Topics potentially covered in this chat:

  1. Why did you start using Twitter as an information professional?
  2. Do you have more than one account?
  3. Do you Tweet mainly about library, science or your other professional activities? Or do you have a mix of professional and personal Tweets?
  4. Do you Tweet from your own account, or make use of your organizations account (if one exists)?
  5. Why did you start to follow/ use the #medlibs hashtag? (eg.: share articles of interest, share tips/tricks, crowd-source a tough ref Qs, etc)
  6. Have you ever collaborated with another #medlib you met via Twitter on a project? (eg.: help with a difficult search; write an article, poster, presentation, etc.)
  7. Do you see Twitter as a space for collaboration among information professionals?
  8. Did you ever think you'd meet so many other great medical librarians through social media?

Tuesday, October 7, 2014

Other Conferences for Professional Development

Edit: Transcript available at 

Other Relevant Conferences for Professional Development #medlibs chat
Thursday, October 9, 2014
9pm Eastern/6pm Pacific

Hosted by Emily Hurst (@hurstej)

From MLA to ALA each year librarians make the march to their professional meetings but what other job related conferences could librarians consider attending? How many of us have looked at the conferences and topics outside of “library-land?” Join us on Twitter Thursday night to find out!

Attending conferences focused on academic instruction, curriculum design, emerging technology, or a specific discipline can broaden a librarian’s perspective of their professional environment. Through conference attendance librarians can learn more about emerging trends in a specific discipline and come away with a better understanding of the faculty, students, or staff they serve. Information professional have always been quick to adapt and apply new strategies for information seeking purposes and learning about relevant issues is can be achieved by attending conferences outside of librarianship.

As the technology coordinator at the NN/LM SCR Emily J. Hurst, MSLS, AHIP has attended many meeting both inside and outside of the library realm.

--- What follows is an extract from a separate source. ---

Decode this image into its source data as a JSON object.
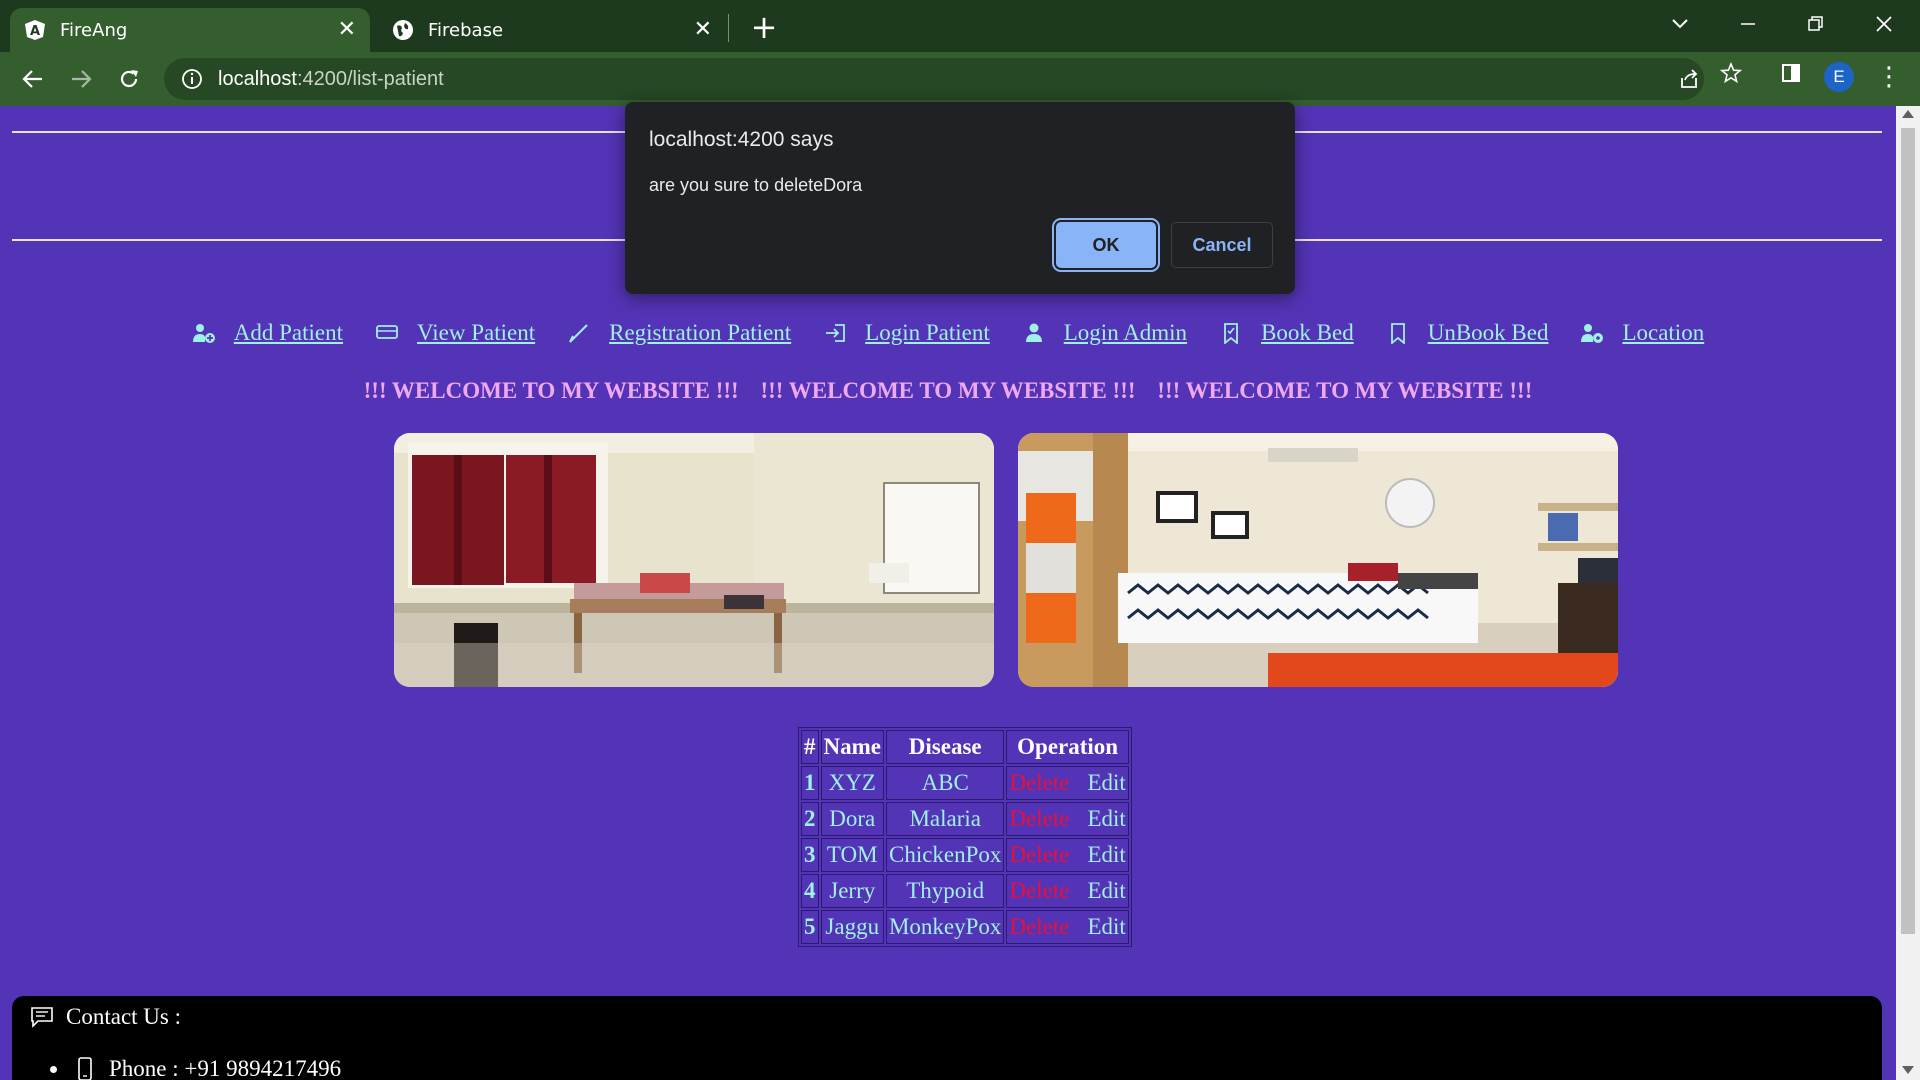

While the main focus of many of the conferences Emily has attended has been technology focused including SXSW Interactive and EDUCAUSE she has also participated in many discipline specific meetings including FENCE ( and NCCHC ( Emily is an avid tweeter and frequently shares the information she is exposed to at these meetings with others on Twitter. In Thursday’s chat Emily will guide us through some conferences to consider as well as some thoughts on justifying your attendance and how to stay involved via online sources.

Emily has been to a few conferences
Topics include:

• Wait?! You mean there are other conferences to attend not just ALA, SLA, PLA and MLA? How can I find out about these other conferences? Are some of these local?

• I actually learned something! Can I go back? A look at which conferences participants have attended and found useful.

• Writing justifications: How do we justify the need to attend meetings outside the scope of what may be seen as our profession?

• I can’t get funded to attend in person: Online sharing sessions and recaps of the top events. Yes! There really are ways to find out about conferences without attending.

• Get on the agenda and present at the next conference! Why not? It’s possible!